But it’s hard for him to say what recovery will look like for the community with a population of about 1,900. Much of the downtown area was destroyed, he said, even though very few businesses were there any longer, and those that had moved out near Highway 61 also were lost. “Some will rebuild, but others are just gonna walk away, I’m afraid. Time will tell,” he said.

The Rev. Cathrine Halford, a deacon at St. Columb’s in Ridgeland who serves as the disaster coordinator for the Episcopal Church in Mississippi told ENS that she has visited the town several times since the tornado hit, to hand out gift cards and just listen to those who wanted to talk. She thinks that regardless of what businesses do, most folks will rebuild in Rolling Fork. “This is their home,” she said, “and that’s where they want to stay. They’re going to be sure that they have a house to go back into, just to sleep in their own bed.”

Cabinets in the sacristy of the Chapel of the Cross in Rolling Fork, Mississippi, helped silver and brass items escape damage from the tornado that destroyed the church on March 24. Photo: Cathrine Halford

But right now, “You can’t get through the town,” she added. Debris removal is in full swing with bulldozers and cranes, she said, and streets are lined with utility trucks from all over the Southeast working to restore power. Folks with large grills are providing meals, disaster organization RVs are everywhere and “even the Tide folks are there with washers and dryers,” she added.

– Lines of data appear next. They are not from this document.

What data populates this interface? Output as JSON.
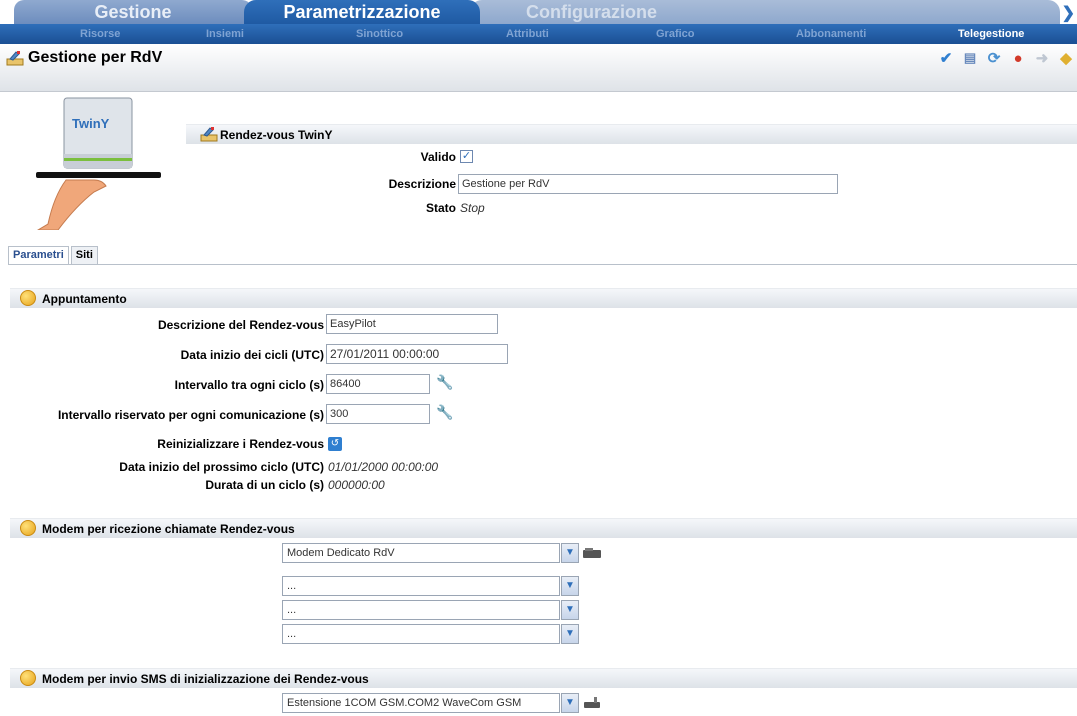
{
  "top_tabs": [
    "Gestione",
    "Parametrizzazione",
    "Configurazione"
  ],
  "sub_menu": [
    "Risorse",
    "Insiemi",
    "Sinottico",
    "Attributi",
    "Grafico",
    "Abbonamenti",
    "Telegestione"
  ],
  "page": {
    "title": "Gestione per RdV"
  },
  "rdv": {
    "title": "Rendez-vous TwinY",
    "valido_label": "Valido",
    "descrizione_label": "Descrizione",
    "descrizione_value": "Gestione per RdV",
    "stato_label": "Stato",
    "stato_value": "Stop"
  },
  "tabs": [
    "Parametri",
    "Siti"
  ],
  "appuntamento": {
    "title": "Appuntamento",
    "desc_label": "Descrizione del Rendez-vous",
    "desc_value": "EasyPilot",
    "data_label": "Data inizio dei cicli (UTC)",
    "data_value": "27/01/2011 00:00:00",
    "intervallo_label": "Intervallo tra ogni ciclo (s)",
    "intervallo_value": "86400",
    "riservato_label": "Intervallo riservato per ogni comunicazione (s)",
    "riservato_value": "300",
    "reinit_label": "Reinizializzare i Rendez-vous",
    "prossimo_label": "Data inizio del prossimo ciclo (UTC)",
    "prossimo_value": "01/01/2000 00:00:00",
    "durata_label": "Durata di un ciclo (s)",
    "durata_value": "000000:00"
  },
  "modem_ricezione": {
    "title": "Modem per ricezione chiamate Rendez-vous",
    "selects": [
      "Modem Dedicato RdV",
      "...",
      "...",
      "..."
    ]
  },
  "modem_sms": {
    "title": "Modem per invio SMS di inizializzazione dei Rendez-vous",
    "select": "Estensione 1COM GSM.COM2 WaveCom GSM"
  },
  "device_logo": "TwinY"
}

Mississippi sees disastrous weather now almost year-round, Halford said, with tornados in the fall and spring and hurricanes in the summer, which means that relief agencies usually are ready to help quickly because they have so much experience. Episcopalians from other dioceses also contacted her immediately after the storm hit, offering money, gift cards and water, which she said will come in handy after relief organizations have left. Information about diocesan relief efforts is here.

One of Proctor’s first tasks is to provide the insurance company with a complete inventory of every item that was in the church, which he said is proving hard “because they aren’t right there in front of me.” And on April 4, he and church leaders will meet with an architect to see what, if anything, from the existing church structure can be saved and what possibilities exist for building on the same footprint. “We just don’t have any idea what we’re facing with regard to that,” he said, but he doubted they would be able to replicate the building they lost, which was built of stone and brick.

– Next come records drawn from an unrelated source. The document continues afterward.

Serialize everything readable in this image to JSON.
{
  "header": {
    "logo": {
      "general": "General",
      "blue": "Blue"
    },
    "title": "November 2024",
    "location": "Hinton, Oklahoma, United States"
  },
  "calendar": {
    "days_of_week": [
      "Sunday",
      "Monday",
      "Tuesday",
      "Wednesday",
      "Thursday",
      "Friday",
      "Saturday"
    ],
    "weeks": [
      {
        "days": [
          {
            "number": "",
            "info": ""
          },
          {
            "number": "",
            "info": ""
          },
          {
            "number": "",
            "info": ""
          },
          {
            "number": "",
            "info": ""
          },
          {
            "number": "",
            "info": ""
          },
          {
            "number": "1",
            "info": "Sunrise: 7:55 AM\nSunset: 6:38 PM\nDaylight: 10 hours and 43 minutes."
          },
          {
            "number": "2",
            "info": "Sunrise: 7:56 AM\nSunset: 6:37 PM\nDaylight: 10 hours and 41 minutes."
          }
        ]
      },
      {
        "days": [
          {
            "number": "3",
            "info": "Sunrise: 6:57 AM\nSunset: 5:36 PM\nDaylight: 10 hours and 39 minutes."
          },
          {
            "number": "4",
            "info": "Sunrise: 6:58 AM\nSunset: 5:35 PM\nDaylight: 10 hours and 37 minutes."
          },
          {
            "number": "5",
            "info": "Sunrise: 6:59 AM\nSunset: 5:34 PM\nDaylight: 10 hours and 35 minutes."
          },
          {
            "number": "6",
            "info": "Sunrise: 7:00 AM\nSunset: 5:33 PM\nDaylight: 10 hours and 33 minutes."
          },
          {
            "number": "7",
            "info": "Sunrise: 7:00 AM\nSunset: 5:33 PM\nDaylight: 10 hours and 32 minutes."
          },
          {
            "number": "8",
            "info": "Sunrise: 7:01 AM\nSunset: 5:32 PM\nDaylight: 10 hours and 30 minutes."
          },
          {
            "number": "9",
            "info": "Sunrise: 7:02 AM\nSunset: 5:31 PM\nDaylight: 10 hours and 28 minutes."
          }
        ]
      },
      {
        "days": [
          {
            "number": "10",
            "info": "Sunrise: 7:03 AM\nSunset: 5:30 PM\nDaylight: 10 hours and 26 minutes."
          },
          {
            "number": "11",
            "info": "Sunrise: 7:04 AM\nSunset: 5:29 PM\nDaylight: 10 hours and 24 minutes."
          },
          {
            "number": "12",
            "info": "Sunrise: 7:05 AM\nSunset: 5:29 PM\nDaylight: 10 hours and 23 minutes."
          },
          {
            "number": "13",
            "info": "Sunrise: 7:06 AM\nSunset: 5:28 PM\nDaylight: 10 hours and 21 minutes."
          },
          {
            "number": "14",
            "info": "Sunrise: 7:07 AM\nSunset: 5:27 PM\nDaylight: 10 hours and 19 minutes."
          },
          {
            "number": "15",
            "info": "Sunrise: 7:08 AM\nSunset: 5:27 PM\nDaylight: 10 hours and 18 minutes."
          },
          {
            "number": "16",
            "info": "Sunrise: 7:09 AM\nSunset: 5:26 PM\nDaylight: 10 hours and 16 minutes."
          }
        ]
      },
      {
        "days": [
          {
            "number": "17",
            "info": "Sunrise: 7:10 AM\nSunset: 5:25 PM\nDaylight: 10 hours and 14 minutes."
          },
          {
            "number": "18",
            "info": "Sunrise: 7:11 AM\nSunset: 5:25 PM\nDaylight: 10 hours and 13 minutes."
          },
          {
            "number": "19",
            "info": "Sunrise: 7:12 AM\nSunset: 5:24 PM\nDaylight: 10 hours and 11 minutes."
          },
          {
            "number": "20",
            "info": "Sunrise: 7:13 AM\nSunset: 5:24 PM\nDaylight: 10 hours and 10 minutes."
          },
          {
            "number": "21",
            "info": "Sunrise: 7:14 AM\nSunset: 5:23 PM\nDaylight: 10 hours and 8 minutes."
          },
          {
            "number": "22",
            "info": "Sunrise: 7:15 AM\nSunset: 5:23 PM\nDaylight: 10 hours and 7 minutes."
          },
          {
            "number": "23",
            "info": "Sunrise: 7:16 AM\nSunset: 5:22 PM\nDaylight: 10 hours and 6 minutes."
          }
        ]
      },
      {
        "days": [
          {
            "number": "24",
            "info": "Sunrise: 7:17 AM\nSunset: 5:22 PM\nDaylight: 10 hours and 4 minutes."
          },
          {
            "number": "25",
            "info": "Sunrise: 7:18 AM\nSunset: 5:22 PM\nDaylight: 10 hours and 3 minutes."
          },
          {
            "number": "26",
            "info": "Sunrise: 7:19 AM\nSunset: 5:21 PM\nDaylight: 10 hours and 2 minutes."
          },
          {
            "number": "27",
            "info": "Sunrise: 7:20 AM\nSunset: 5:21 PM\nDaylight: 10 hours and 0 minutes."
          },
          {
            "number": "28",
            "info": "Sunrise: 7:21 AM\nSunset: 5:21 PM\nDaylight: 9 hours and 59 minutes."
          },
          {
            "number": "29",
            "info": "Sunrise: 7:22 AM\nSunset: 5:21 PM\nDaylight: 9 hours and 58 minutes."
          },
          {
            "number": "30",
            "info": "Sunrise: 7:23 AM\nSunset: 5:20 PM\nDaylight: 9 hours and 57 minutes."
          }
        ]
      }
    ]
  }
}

A newly installed stained glass window in the church’s office survived the March 24 tornado, while the other 16 windows were destroyed. Photo: Cathrine Halford

The church’s altar, as well as all the silver communion vessels and most of the brass items came through the storm unharmed, since they were on the opposite corner of the building from the bell tower. They also found that the bell had survived its fall into the nave. One of the church’s 17 stained-glass windows also was left intact – a new one, installed just two weeks ago in the parish office to honor the oldest living member of the congregation. Proctor said they will dedicate it this Sunday as planned, and then cover it with plywood so it won’t be damaged as debris removal and eventual construction take place.

And on March 29, the baptismal font was found under the massive pile of bricks from the bell tower collapse. People dug through the bricks with their hands, aided by a backhoe that moved some of the larger debris, and they found the old marble font, intact with just a few chips, at the bottom of the pile, Proctor said.

Proctor is aware of the long road ahead for his church and its members, who he said were experiencing a variety of emotions. “We have some people who are very pragmatic and say we have to take it as it is and move on. Others are a little more sentimentally attached to the old building and are in mourning, some, and in shock, some,” he said.

Tornados that struck on April 1 and 2 damaged or destroyed structures in a number of towns in the Midwest, South and East, with at least 32 people killed. The Diocese of West Tennessee has began relief efforts to help those hit in the Tennessee towns Covington and Bethel Springs

Melodie Woerman is a freelance writer and the former director of communications for the Episcopal Diocese of Kansas.